Entrepreneurs’ Relief: qualifying disposals by individuals: examples
S sells her trading business, which she has owned for the last 8 years, in February 2009 and realises gains and losses as follows:-
|Gain of £250,000||on her factory premises|
|Gain of £300,000||on goodwill|
|Loss of £100,000||on her retail shop|
Each of these gains and losses arising from the disposal of the business will constitute a ‘material disposal of business assets’ by S as an individual. Together they give net gains (see CG 64125) of £450,000, which will qualify for Entrepreneurs’ Relief.
In 1995 E purchased a buy-to-let property for £100,000 that is let out on an assured short-hold tenancy basis. He sells this property in October 2008 for £250,000. The gain is £150,000.

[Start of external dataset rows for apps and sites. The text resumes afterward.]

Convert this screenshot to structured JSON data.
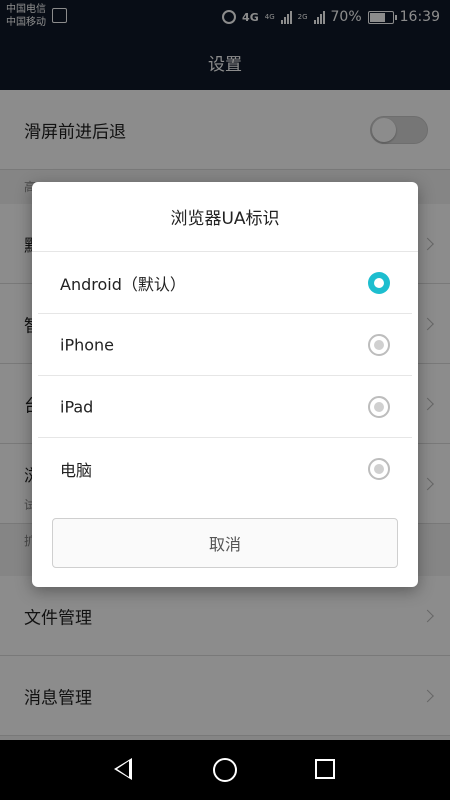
{
  "status_bar": {
    "carrier_1": "中国电信",
    "carrier_2": "中国移动",
    "network_1": "4G",
    "network_2": "4G",
    "network_3": "2G",
    "battery_percent": "70%",
    "battery_level": 0.7,
    "time": "16:39"
  },
  "title_bar": {
    "title": "设置"
  },
  "settings": {
    "swipe_nav_label": "滑屏前进后退",
    "section_advanced_partial": "高",
    "row_partial_1": "默",
    "row_partial_2": "智",
    "row_partial_3": "台",
    "row_partial_4": "浏",
    "row_partial_4_sub": "试",
    "section_ext_partial": "扩",
    "file_manage_label": "文件管理",
    "message_manage_label": "消息管理"
  },
  "dialog": {
    "title": "浏览器UA标识",
    "options": [
      {
        "label": "Android（默认）",
        "selected": true
      },
      {
        "label": "iPhone",
        "selected": false
      },
      {
        "label": "iPad",
        "selected": false
      },
      {
        "label": "电脑",
        "selected": false
      }
    ],
    "cancel_label": "取消"
  },
  "colors": {
    "accent": "#1dbecf",
    "header_bg": "#0f1929"
  }
}
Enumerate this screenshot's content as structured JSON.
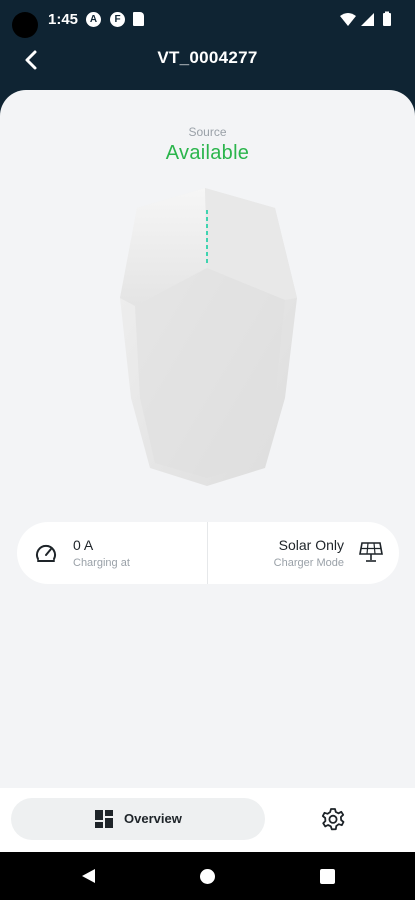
{
  "status_bar": {
    "time": "1:45",
    "notifications": [
      "A",
      "F"
    ]
  },
  "header": {
    "title": "VT_0004277",
    "back_icon": "chevron-left-icon"
  },
  "source": {
    "label": "Source",
    "status": "Available",
    "status_color": "#2bb54c"
  },
  "info": {
    "current_value": "0 A",
    "current_caption": "Charging at",
    "current_icon": "speedometer-icon",
    "mode_value": "Solar Only",
    "mode_caption": "Charger Mode",
    "mode_icon": "solar-panel-icon"
  },
  "bottom_nav": {
    "overview_label": "Overview",
    "overview_icon": "dashboard-icon",
    "settings_icon": "gear-icon"
  },
  "colors": {
    "header_bg": "#0f2433",
    "content_bg": "#f3f4f6",
    "accent_green": "#2bb54c"
  }
}
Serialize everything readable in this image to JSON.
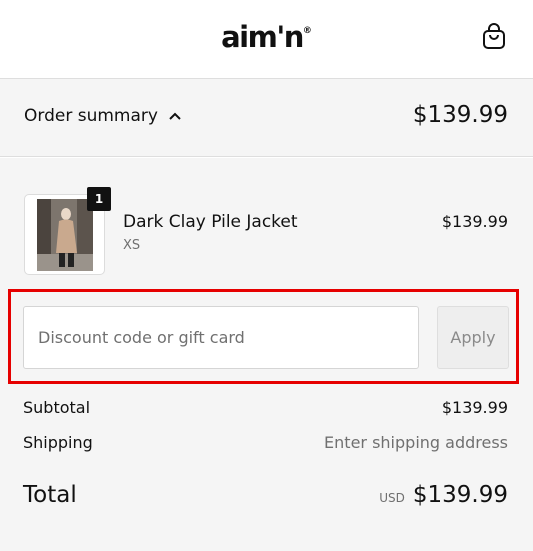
{
  "header": {
    "logo_text": "aim'n",
    "logo_mark": "®",
    "cart_icon": "shopping-bag-icon"
  },
  "summary": {
    "toggle_label": "Order summary",
    "toggle_icon": "chevron-up-icon",
    "total": "$139.99"
  },
  "line_item": {
    "quantity": "1",
    "name": "Dark Clay Pile Jacket",
    "variant": "XS",
    "price": "$139.99"
  },
  "discount": {
    "placeholder": "Discount code or gift card",
    "value": "",
    "apply_label": "Apply"
  },
  "totals": {
    "subtotal_label": "Subtotal",
    "subtotal_value": "$139.99",
    "shipping_label": "Shipping",
    "shipping_value": "Enter shipping address",
    "total_label": "Total",
    "currency": "USD",
    "total_value": "$139.99"
  },
  "colors": {
    "highlight": "#e60000",
    "panel_bg": "#f5f5f5"
  }
}
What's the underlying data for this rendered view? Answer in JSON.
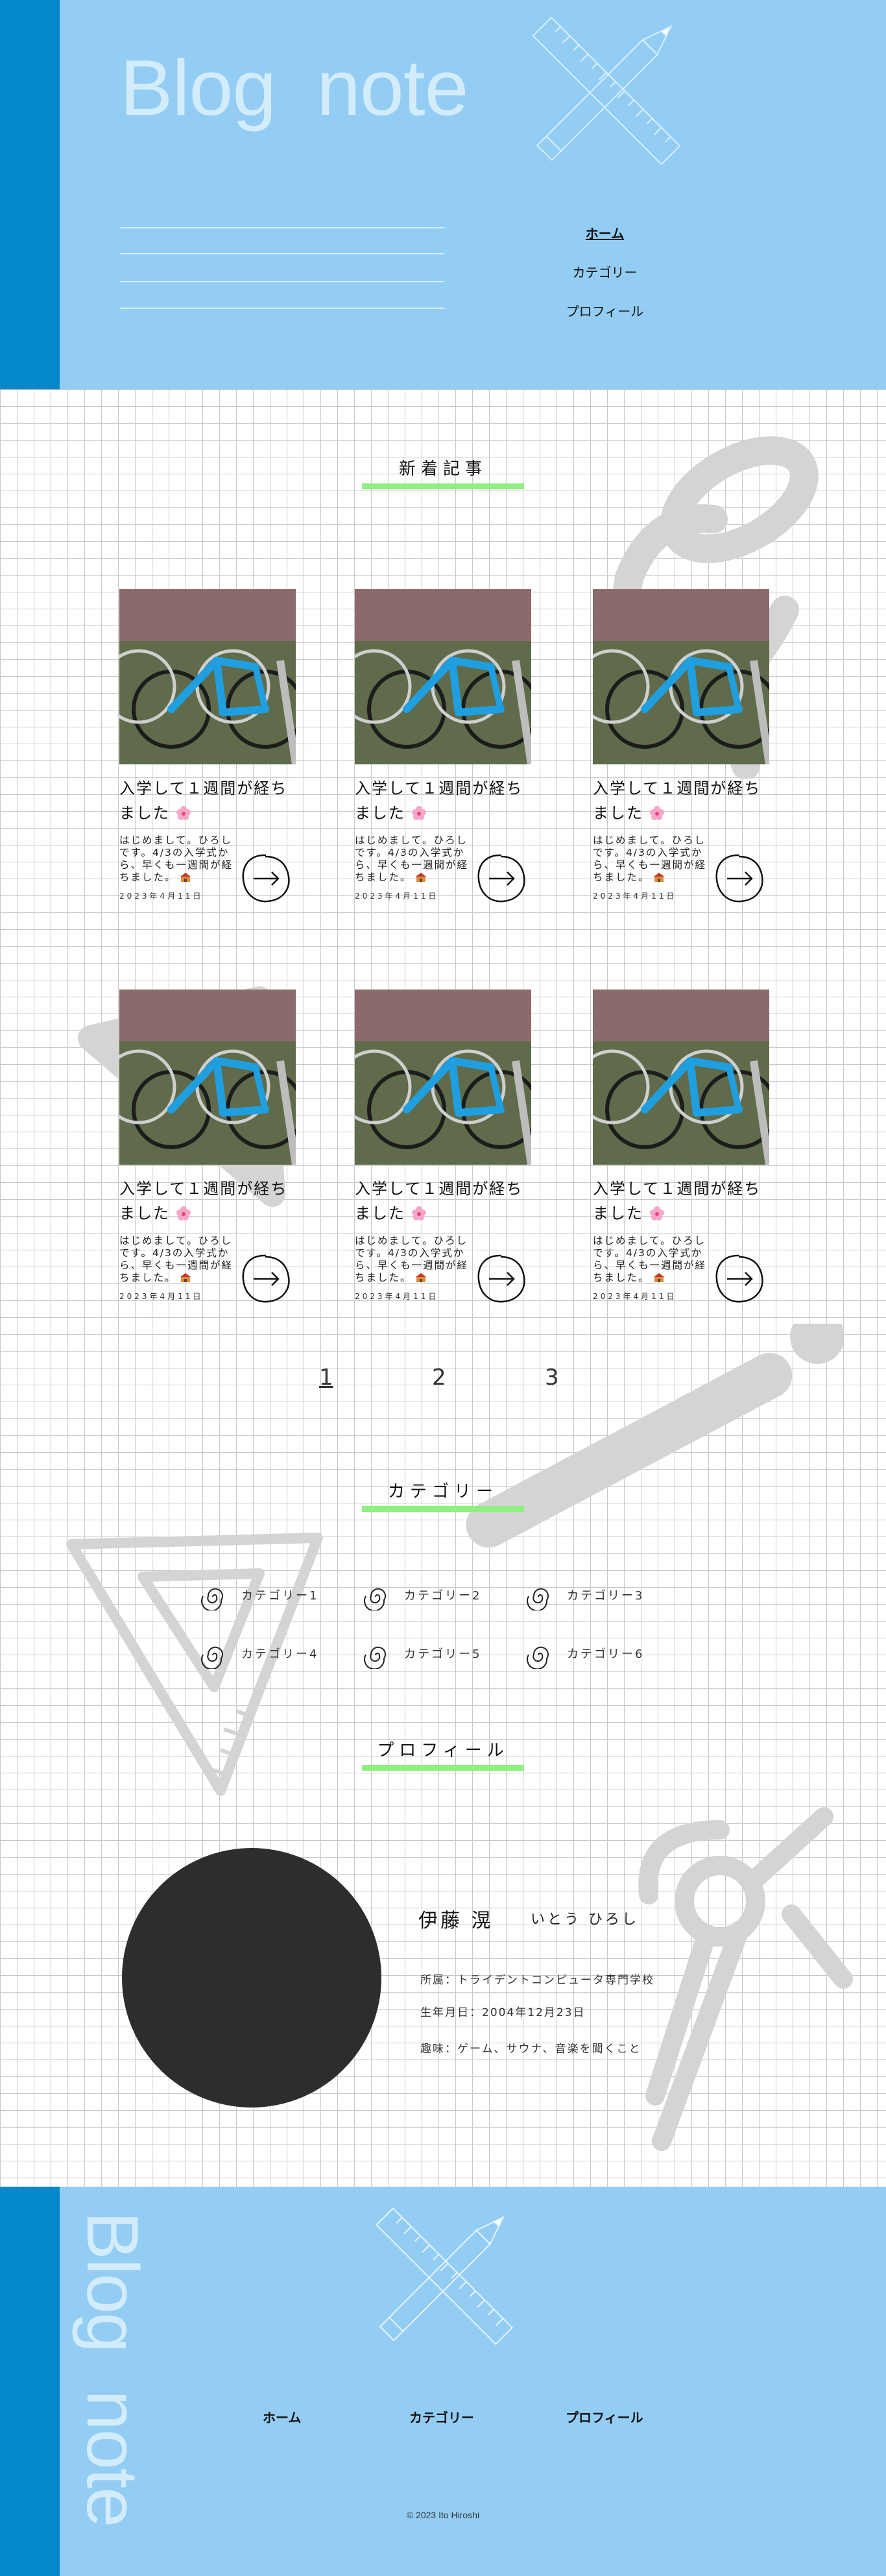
{
  "site": {
    "logo": "Blog note"
  },
  "nav": {
    "home": "ホーム",
    "category": "カテゴリー",
    "profile": "プロフィール"
  },
  "sections": {
    "new_posts": "新着記事",
    "categories": "カテゴリー",
    "profile": "プロフィール"
  },
  "posts": [
    {
      "title": "入学して１週間が経ちました",
      "excerpt": "はじめまして。ひろしです。4/3の入学式から、早くも一週間が経ちました。",
      "date": "2023年4月11日"
    },
    {
      "title": "入学して１週間が経ちました",
      "excerpt": "はじめまして。ひろしです。4/3の入学式から、早くも一週間が経ちました。",
      "date": "2023年4月11日"
    },
    {
      "title": "入学して１週間が経ちました",
      "excerpt": "はじめまして。ひろしです。4/3の入学式から、早くも一週間が経ちました。",
      "date": "2023年4月11日"
    },
    {
      "title": "入学して１週間が経ちました",
      "excerpt": "はじめまして。ひろしです。4/3の入学式から、早くも一週間が経ちました。",
      "date": "2023年4月11日"
    },
    {
      "title": "入学して１週間が経ちました",
      "excerpt": "はじめまして。ひろしです。4/3の入学式から、早くも一週間が経ちました。",
      "date": "2023年4月11日"
    },
    {
      "title": "入学して１週間が経ちました",
      "excerpt": "はじめまして。ひろしです。4/3の入学式から、早くも一週間が経ちました。",
      "date": "2023年4月11日"
    }
  ],
  "pagination": [
    "1",
    "2",
    "3"
  ],
  "categories": [
    "カテゴリー1",
    "カテゴリー2",
    "カテゴリー3",
    "カテゴリー4",
    "カテゴリー5",
    "カテゴリー6"
  ],
  "profile": {
    "name": "伊藤 滉",
    "kana": "いとう ひろし",
    "affiliation": "所属：トライデントコンピュータ専門学校",
    "birthday": "生年月日：2004年12月23日",
    "hobby": "趣味：ゲーム、サウナ、音楽を聞くこと"
  },
  "footer": {
    "copyright": "© 2023 Ito Hiroshi"
  },
  "colors": {
    "header_bg": "#93cdf3",
    "strip": "#0587cc",
    "accent_bar": "#8ef07e",
    "avatar": "#2d2d2d"
  }
}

This gain is not eligible for Entrepreneurs’ Relief as it does not constitute a material disposal of business assets. For Entrepreneurs’ Relief purposes a ‘business’ has to be a ‘trade, profession or vocation’. The straightforward letting of property is not a trade.

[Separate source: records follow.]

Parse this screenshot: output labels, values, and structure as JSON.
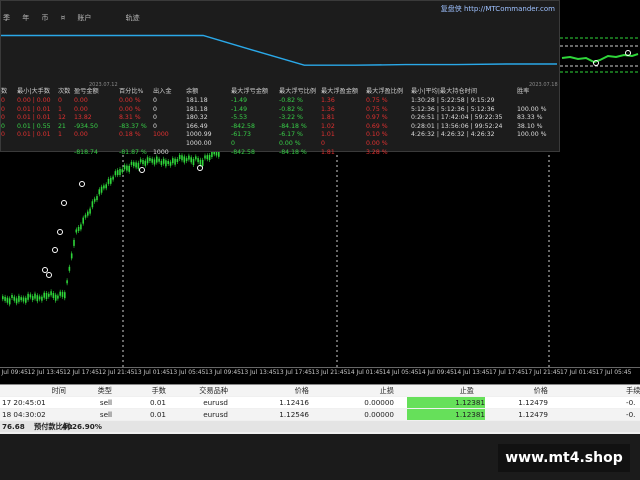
{
  "panel": {
    "menu": [
      "季",
      "年",
      "币",
      "¤",
      "账户",
      "轨迹"
    ],
    "brand_name": "复盘侠",
    "brand_url": "http://MTCommander.com",
    "date_left": "2023.07.12",
    "date_right": "2023.07.18",
    "headers": [
      "数",
      "最小|大手数",
      "次数",
      "盈亏金额",
      "百分比%",
      "出入金",
      "余额",
      "最大浮亏金额",
      "最大浮亏比例",
      "最大浮盈金额",
      "最大浮盈比例",
      "最小|平均|最大持仓时间",
      "胜率"
    ],
    "rows": [
      [
        "0",
        "0.00 | 0.00",
        "0",
        "0.00",
        "0.00 %",
        "0",
        "181.18",
        "-1.49",
        "-0.82 %",
        "1.36",
        "0.75 %",
        "1:30:28 | 5:22:58 | 9:15:29",
        ""
      ],
      [
        "0",
        "0.01 | 0.01",
        "1",
        "0.00",
        "0.00 %",
        "0",
        "181.18",
        "-1.49",
        "-0.82 %",
        "1.36",
        "0.75 %",
        "5:12:36 | 5:12:36 | 5:12:36",
        "100.00 %"
      ],
      [
        "0",
        "0.01 | 0.01",
        "12",
        "13.82",
        "8.31 %",
        "0",
        "180.32",
        "-5.53",
        "-3.22 %",
        "1.81",
        "0.97 %",
        "0:26:51 | 17:42:04 | 59:22:35",
        "83.33 %"
      ],
      [
        "0",
        "0.01 | 0.55",
        "21",
        "-934.50",
        "-83.37 %",
        "0",
        "166.49",
        "-842.58",
        "-84.18 %",
        "1.02",
        "0.69 %",
        "0:28:01 | 13:56:06 | 99:52:24",
        "38.10 %"
      ],
      [
        "0",
        "0.01 | 0.01",
        "1",
        "0.00",
        "0.18 %",
        "1000",
        "1000.99",
        "-61.73",
        "-6.17 %",
        "1.01",
        "0.10 %",
        "4:26:32 | 4:26:32 | 4:26:32",
        "100.00 %"
      ],
      [
        "",
        "",
        "",
        "",
        "",
        "",
        "1000.00",
        "0",
        "0.00 %",
        "0",
        "0.00 %",
        "",
        ""
      ],
      [
        "",
        "",
        "",
        "-818.74",
        "-81.87 %",
        "1000",
        "",
        "-842.58",
        "-84.18 %",
        "1.81",
        "3.28 %",
        "",
        ""
      ]
    ],
    "row_colors": [
      "red",
      "red",
      "red",
      "green",
      "red",
      "white",
      "green"
    ]
  },
  "chart_data": {
    "type": "line",
    "title": "",
    "x_ticks": [
      "12 Jul 09:45",
      "12 Jul 13:45",
      "12 Jul 17:45",
      "12 Jul 21:45",
      "13 Jul 01:45",
      "13 Jul 05:45",
      "13 Jul 09:45",
      "13 Jul 13:45",
      "13 Jul 17:45",
      "13 Jul 21:45",
      "14 Jul 01:45",
      "14 Jul 05:45",
      "14 Jul 09:45",
      "14 Jul 13:45",
      "17 Jul 17:45",
      "17 Jul 21:45",
      "17 Jul 01:45",
      "17 Jul 05:45"
    ],
    "series": [
      {
        "values": [
          0.2,
          0.21,
          0.2,
          0.22,
          0.21,
          0.23,
          0.22,
          0.24,
          0.55,
          0.63,
          0.72,
          0.8,
          0.85,
          0.9,
          0.92,
          0.94,
          0.95,
          0.96,
          0.94,
          0.95,
          0.97,
          0.96,
          0.95,
          0.98,
          1.0
        ]
      }
    ],
    "balance_curve": [
      0.78,
      0.78,
      0.78,
      0.78,
      0.78,
      0.52,
      0.26,
      0.26,
      0.27,
      0.27,
      0.28,
      0.28
    ]
  },
  "orders": {
    "headers": [
      "时间",
      "类型",
      "手数",
      "交易品种",
      "价格",
      "止损",
      "止盈",
      "价格",
      "手续"
    ],
    "rows": [
      [
        "17 20:45:01",
        "sell",
        "0.01",
        "eurusd",
        "1.12416",
        "0.00000",
        "1.12381",
        "1.12479",
        "-0."
      ],
      [
        "18 04:30:02",
        "sell",
        "0.01",
        "eurusd",
        "1.12546",
        "0.00000",
        "1.12381",
        "1.12479",
        "-0."
      ]
    ],
    "summary_value": "76.68",
    "summary_label": "预付款比例:",
    "summary_pct": "4026.90%"
  },
  "watermark": "www.mt4.shop",
  "colors": {
    "candle": "#2fd63a",
    "balance_line": "#2aa8e8",
    "grid_dashed": "#dcdcdc",
    "tp_highlight": "#66e05a"
  }
}
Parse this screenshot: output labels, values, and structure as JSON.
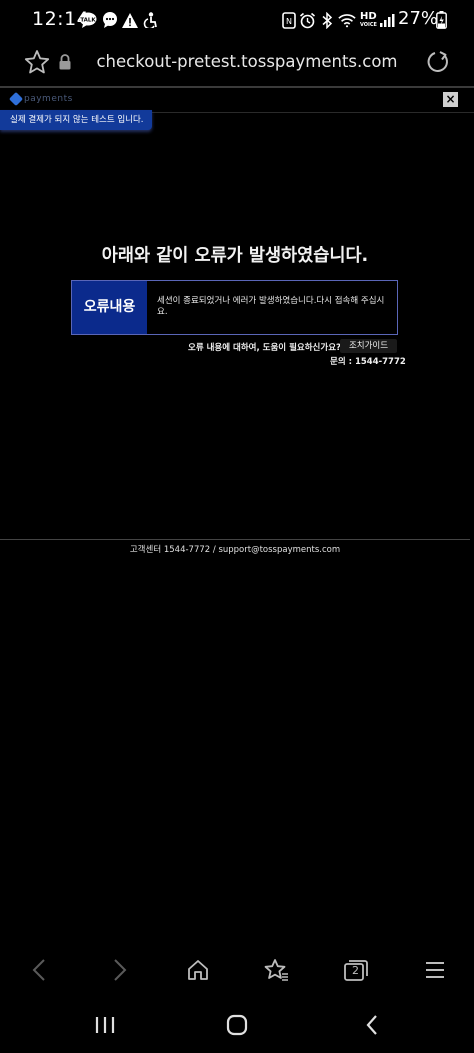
{
  "status_bar": {
    "time": "12:14",
    "notification_icons": [
      "talk-icon",
      "chat-bubble-icon",
      "warning-icon",
      "accessibility-icon"
    ],
    "system_icons": [
      "nfc-icon",
      "alarm-icon",
      "bluetooth-icon",
      "wifi-icon",
      "hd-voice-icon",
      "signal-icon"
    ],
    "hd_label": "HD",
    "voice_label": "VOICE",
    "battery_text": "27%"
  },
  "url_bar": {
    "url": "checkout-pretest.tosspayments.com"
  },
  "page": {
    "brand_text": "payments",
    "close_label": "×",
    "test_notice": "실제 결제가 되지 않는 테스트 입니다.",
    "error_title": "아래와 같이 오류가 발생하였습니다.",
    "error_label": "오류내용",
    "error_message": "세션이 종료되었거나 에러가 발생하였습니다.다시 접속해 주십시요.",
    "help_text": "오류 내용에 대하여, 도움이 필요하신가요?",
    "guide_button": "조치가이드",
    "contact_text": "문의 : 1544-7772",
    "footer_text": "고객센터 1544-7772 / support@tosspayments.com"
  },
  "toolbar": {
    "tabs_count": "2"
  },
  "colors": {
    "background": "#000000",
    "accent_blue": "#0b2a8c",
    "badge_blue": "#123a9a",
    "box_border": "#5a66b8"
  }
}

R has been an equal member of a 4 person trading partnership for several years. He retires completely from the partnership and disposes of his interest in partnership assets to the other partners, realising gains of £125,000. All of these gains will qualify for Entrepreneurs’ Relief as they will constitute a material disposal of the whole of R’s interest in the partnership.
Alternatively R may decide to work part time and agrees to reduce his partnership share to 10% from the original 25%. He sells the balance of his interests in the partnership assets to the other partners and realises chargeable gains of £75,000. R may claim Entrepreneurs’ Relief because the 15% share of the partnership interests he disposed of will constitute a material disposal of part of his interest in the business of the partnership.
F has carried on a retail business for 5 years. In July 2010 he takes on W as a partner. W pays £300,000 to F to enter into the partnership agreement which shares the interest in all of the business assets equally between them. The £300,000 received by F is a capital receipt in his hands which may give rise to a gain, as he disposes of a 50% interest in each of the business assets. Those gains may qualify for Entrepreneurs’ Relief because F’s disposal is a material disposal of part of his business to W, his new business partner.
T sells his shares in his company in September 2010 and realises a gain of £360,000. The company was a trading company but ceased to trade in August 2009. Since February 1995 he had owned 50% of the ordinary shares of the company, which entitled him to 50% of the voting rights. Since 1997 he has been a director of the company. T’s gain will qualify for Entrepreneurs’ Relief because even though T’s company had not traded throughout the 12 months prior to the disposal of the shares it had been a trading company within the period of three years prior to the disposal and he had held the requisite shares and voting rights, and been an officer of the company throughout the 12 months prior to the trade ceasing.
N sells her business in 2009 and realises a gain of £99,000. This qualifies for Entrepreneurs’ Relief because it will constitute a ‘material disposal of business assets’. N claims the relief, but also makes an investment of £80,000 in qualifying Enterprise Investment Shares (EIS) and claims to defer the gain.
N’s gain of £99,000 is reduced by 4/9ths, resulting in a chargeable gain of £55,000 - see CG64125. The investment in EIS shares exceeds £55,000, so the whole of the chargeable gain of £55,000 is deferred. This amount will come into charge at some later time under the normal EIS rules for charging deferred gains - see CG62800.